    • Sandy Merz

      Actually, my argument – or the argument I suggest a young advocate is to point out that banning guns compared to finding the people that are at high risk of using guns to kill people, including themselves, isn’t common sense. The risk for being a victim is very small, but not equally small everywhere. That’s a good parallel to risk of a given gun being used to kill. I’m sure you could find some crackpot somewhere who says that by law everyone should own a gun, and argue that it’s common sense because one in 10,000 may be a victim some day.

  • Bryce Brothers

    This is a beautifully written, unique, take on a very controversial topic, and I don’t mean gun control. While the topic of gun control is incredibly controversial, especially while inside the walls of a school, it is merely the catalyst for an issue I see regularly taking place in schools. As topics become sensationalized and a clear line is drawn, it becomes a battle of one side versus the other.
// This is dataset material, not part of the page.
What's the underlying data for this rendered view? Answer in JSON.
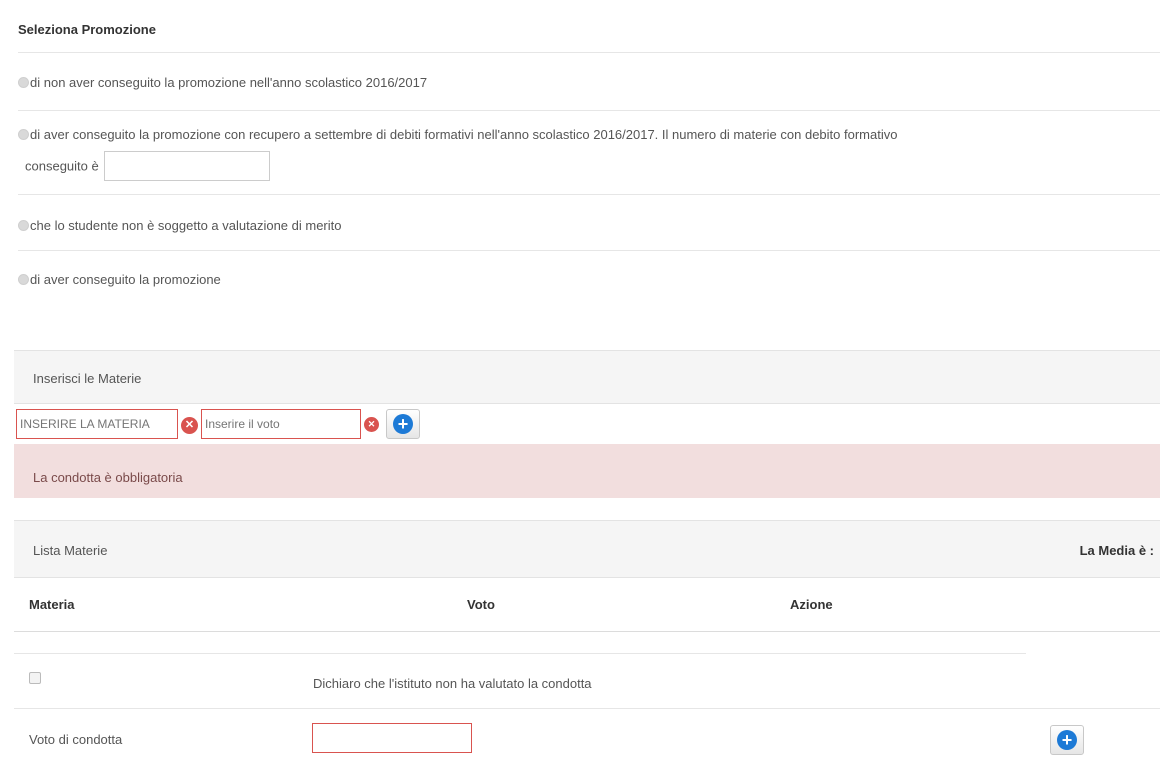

Young, impressionable minds tend to jump on these sensationalized topics and pick a side based on opinions. One side of any argument becomes the more popular view, and while many are standing proud, arms linked with most of their peers, a few are left wondering if their opinion even matters at all.
    It is important to encourage students to be free thinkers and to cultivate ideas even if they are not popular, but it is also important to teach them to thoughtfully consider how they will respond to critics of their ideas.

    • Sandy Merz

      Thanks, Bryce. You should see the draft I wrote in the immediate aftermath of the Parkland killings. It was largely a vent and pretty sarcastic. I’m glad I waited a couple of weeks to give it some distance and make it more focused on our responsibility as teachers to enable students to the free thinkers who cultivate even unpopular ideas, like you say. Thanks again.

  • Angelia

    This piece sure gets my attention! I only feel the need to protect myself am happy to say I have never felt the need to protect myself except from coyotes that roam my neighborhood while Im trying to get my physical fitness going early in the morning or while out walking my pint size pups in the evening. I hope to never find myself in a situation where I felt differently, or more comfortable, about owning a gun. They exist, they are a thing, and I advocate strongly for screening, training, and responsibility. Thank you for your passion.

    • Sandy Merz

      You, know, I’ve never had any interest in owning a gun or felt the need to. But one time at a training, the friend I mentioned and I were walking through a city and took a short cut through a park that looked safe enough from the outside. But once we were in the middle we could see there was a lot of drug-dealing going on, and the whole place got us both pretty nervous. I don’t know if she had her gun with her, but she kept her pepper spray in her hand, and I was glad for it. And I’m very glad she had the training, screening, and viewed herself as being responsible for her own safety.

  • Angela Buzan

    I think you set out to advocate for the unpopular position of gun control, but a reverse outline of your post works reveals advise that could be universal:
    1) inventory your values and experience
    2) carefully craft your rhetoric; communicate your position
    3) engage in civil dialogue and humanize your views
    4) ultimately reframe the narrative.

    • Sandy Merz

      Angela, you know that SFS writers don’t advocate. Granted the post may appear to advocate for gun rights (not gun control), but that’s tangential to the larger steps you’ve identified. Sometime you need to explain what a reverse outline is to me. Sounds like a good tool to know. PS – being a gun rights advocate isn’t an unpopular position everywhere.

      • Angela Buzan

        good catch!